    .
    well at least cameron got his wish.
    .
    and the govt gets its wish to monitor all forms of encrypted communication.
    .
    and the police well they can continue with their heavy handed targeting of muslims, blacks encouraged by government directives and media demonisations.

  • Alf

    I don’t think any economy in Europe will come out particularly well.Nor Northern Americas or parts of Asia.

    It’s about attaining some means of self sufficiency and being somewhere away from urban areas.

    Many forecasters are advising pulling out of investments – not that I have ever had any – but the markets are already in decline. I’ve been keeping an eye on eBay’s shares for completely different reasons and it has been going downhill for two weeks. If folk start ditching shares for hard cash or PMs and SPMs, we will see a total collapse.

    We are living in interesting times 🙁

  • angrysoba

    Avid materialism is the stuff of society, we are constantly assailed by advertising offering a way of life just out of reach.
    .
    Let’s get this right. Most of the time we see advertising offering a way of life completely within reach: “mmm Chicken McNuggets!”, “Hobnobs!”, “Let’s have some Coca Cola!”. In fact, the advertisers would probably be very bad at their job if they were always appealing to a target market that couldn’t afford their products. You’ll have to re-think your particular brand of right-on theorising I’m afraid.

  • mary

    Bet Boris wishes he had stayed in British Columbia.
    1448: One resident demanded of Mr Johnson: “What are you going to do tonight.” Another woman, stuck in her hairdressing salon overnight, asked “Where were the police”.
    1446: Mr Johnson – who flew back early from his summer holidays – faced an angry reaction from people who complained that last night’s police was far from adequate.
    1444: Mr Johnson adds: “I just want to say to the people that instigated the riots, to those who have been robbing and stealing that they will be caught, they will be apprehended and they will face punishments that they will bitterly regret.”
    1444: London Mayor Boris Johnson thanks volunteers in Clapham Junction for cleaning up the damage, saying their work represents “the spirit of London”. He says he is very sorry for the loss and damage business openers have suffered.

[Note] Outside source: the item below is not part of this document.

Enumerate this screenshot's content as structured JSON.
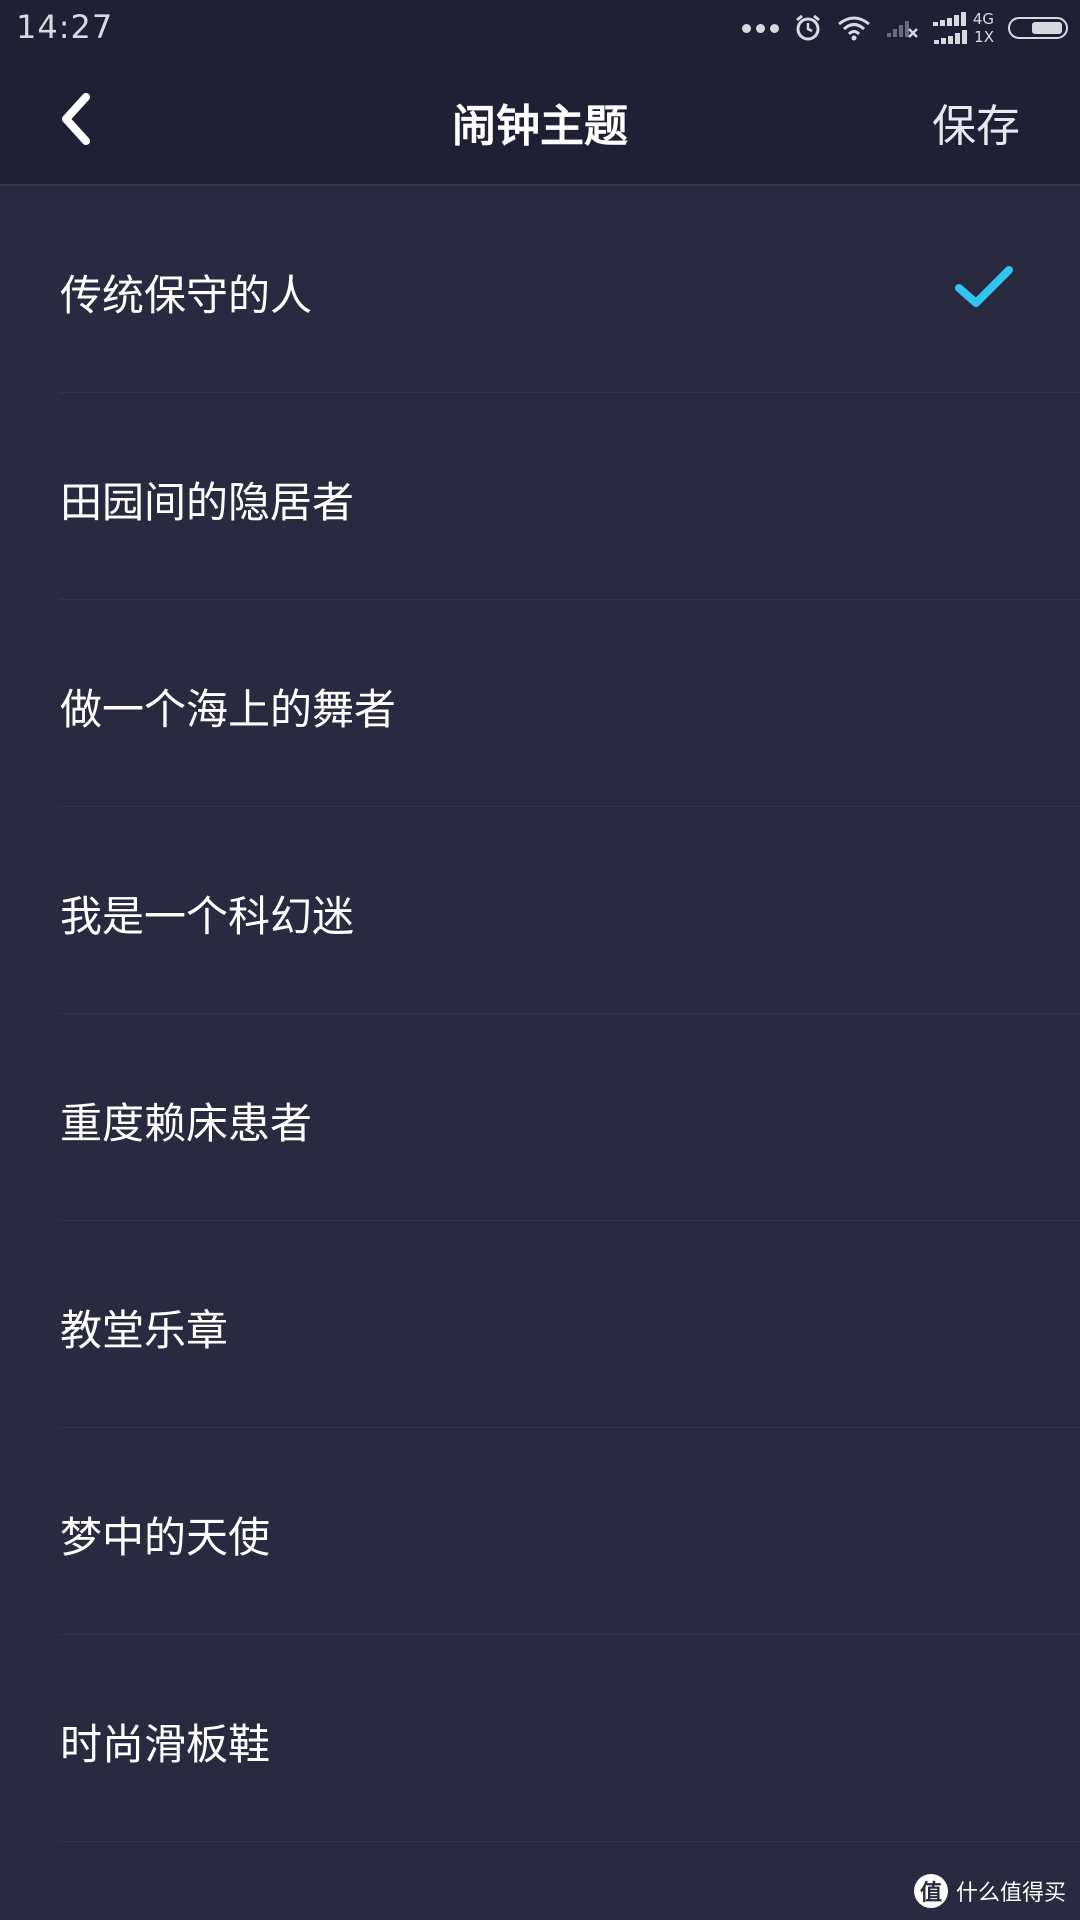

  • JimmyGiro

    @Angrysoba,
    .
    It was the intention of Marxist-Feminism to change society; they have succeeded via the schools, and the BBC.
    .
    Yes, I’m suffering from confirmation bias, because those aims of feminism are being confirmed!

  • mary

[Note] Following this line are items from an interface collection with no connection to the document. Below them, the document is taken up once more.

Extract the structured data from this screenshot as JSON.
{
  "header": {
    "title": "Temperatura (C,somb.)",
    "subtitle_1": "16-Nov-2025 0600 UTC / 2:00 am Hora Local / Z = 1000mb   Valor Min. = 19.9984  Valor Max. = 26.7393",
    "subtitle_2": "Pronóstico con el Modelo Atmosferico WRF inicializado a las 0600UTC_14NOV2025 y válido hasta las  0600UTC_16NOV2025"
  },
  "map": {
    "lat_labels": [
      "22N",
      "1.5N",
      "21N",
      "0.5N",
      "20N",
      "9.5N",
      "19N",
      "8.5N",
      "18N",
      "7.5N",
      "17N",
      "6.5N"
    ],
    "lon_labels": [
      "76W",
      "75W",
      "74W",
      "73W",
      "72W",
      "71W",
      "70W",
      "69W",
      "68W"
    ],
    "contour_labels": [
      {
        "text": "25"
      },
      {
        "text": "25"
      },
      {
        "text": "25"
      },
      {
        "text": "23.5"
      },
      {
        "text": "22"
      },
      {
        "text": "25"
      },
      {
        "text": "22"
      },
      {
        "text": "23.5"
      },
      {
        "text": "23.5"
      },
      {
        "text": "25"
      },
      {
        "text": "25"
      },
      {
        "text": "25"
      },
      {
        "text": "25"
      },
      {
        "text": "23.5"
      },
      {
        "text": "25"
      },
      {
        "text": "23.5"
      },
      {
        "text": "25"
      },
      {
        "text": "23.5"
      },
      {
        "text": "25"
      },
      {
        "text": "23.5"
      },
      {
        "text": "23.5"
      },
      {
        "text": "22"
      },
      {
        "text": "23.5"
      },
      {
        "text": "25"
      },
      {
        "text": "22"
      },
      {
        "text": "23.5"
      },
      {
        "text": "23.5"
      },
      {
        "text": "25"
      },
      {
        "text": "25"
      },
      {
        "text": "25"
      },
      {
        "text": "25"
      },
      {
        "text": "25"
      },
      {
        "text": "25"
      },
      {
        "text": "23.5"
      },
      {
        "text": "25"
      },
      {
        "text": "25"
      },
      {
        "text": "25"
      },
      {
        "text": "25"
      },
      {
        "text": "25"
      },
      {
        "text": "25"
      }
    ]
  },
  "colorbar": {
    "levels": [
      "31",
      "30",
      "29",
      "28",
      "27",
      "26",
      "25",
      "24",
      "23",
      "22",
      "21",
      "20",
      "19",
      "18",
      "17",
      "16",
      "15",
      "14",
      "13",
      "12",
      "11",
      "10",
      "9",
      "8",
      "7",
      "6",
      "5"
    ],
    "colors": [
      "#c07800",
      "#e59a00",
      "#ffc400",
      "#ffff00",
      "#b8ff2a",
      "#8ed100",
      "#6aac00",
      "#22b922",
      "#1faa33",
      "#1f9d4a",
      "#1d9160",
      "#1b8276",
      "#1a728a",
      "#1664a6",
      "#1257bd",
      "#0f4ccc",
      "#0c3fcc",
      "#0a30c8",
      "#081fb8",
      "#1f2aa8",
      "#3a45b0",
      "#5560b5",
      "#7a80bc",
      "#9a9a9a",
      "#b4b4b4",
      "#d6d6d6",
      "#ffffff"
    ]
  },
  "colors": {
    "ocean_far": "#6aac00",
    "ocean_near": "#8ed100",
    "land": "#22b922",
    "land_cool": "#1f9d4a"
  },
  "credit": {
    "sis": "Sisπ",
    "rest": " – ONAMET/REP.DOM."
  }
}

    Mods Can Yugo/Larry be taken off? I thought he was banned anyway. He is stirring things up on the previous thread – 9/11, Holocaust etc in his usual style. It is tedious to scroll through it.

  • larry Levin

    What exactly have I done?, Mary I will check what i wrote and apologize if something should not have been said.

  • larry Levin

    Dear Mary I have been through all my posts and I do not see anything to do with the holocaust? what thing did I stir up? can you post it so I can at least know how you are offended.

  • Herbie

    For many young people in Britain, even Hobnobs, Coke and MaccyDs are out of reach!
    .
    It’s this austerity thing you see, Angry. Benefit cuts, sanctions etc., to pay the banksters’ bonuses.
    .
    Angrysoba – complacent and out of touch as ever.

1 2 3 7

Comments are closed.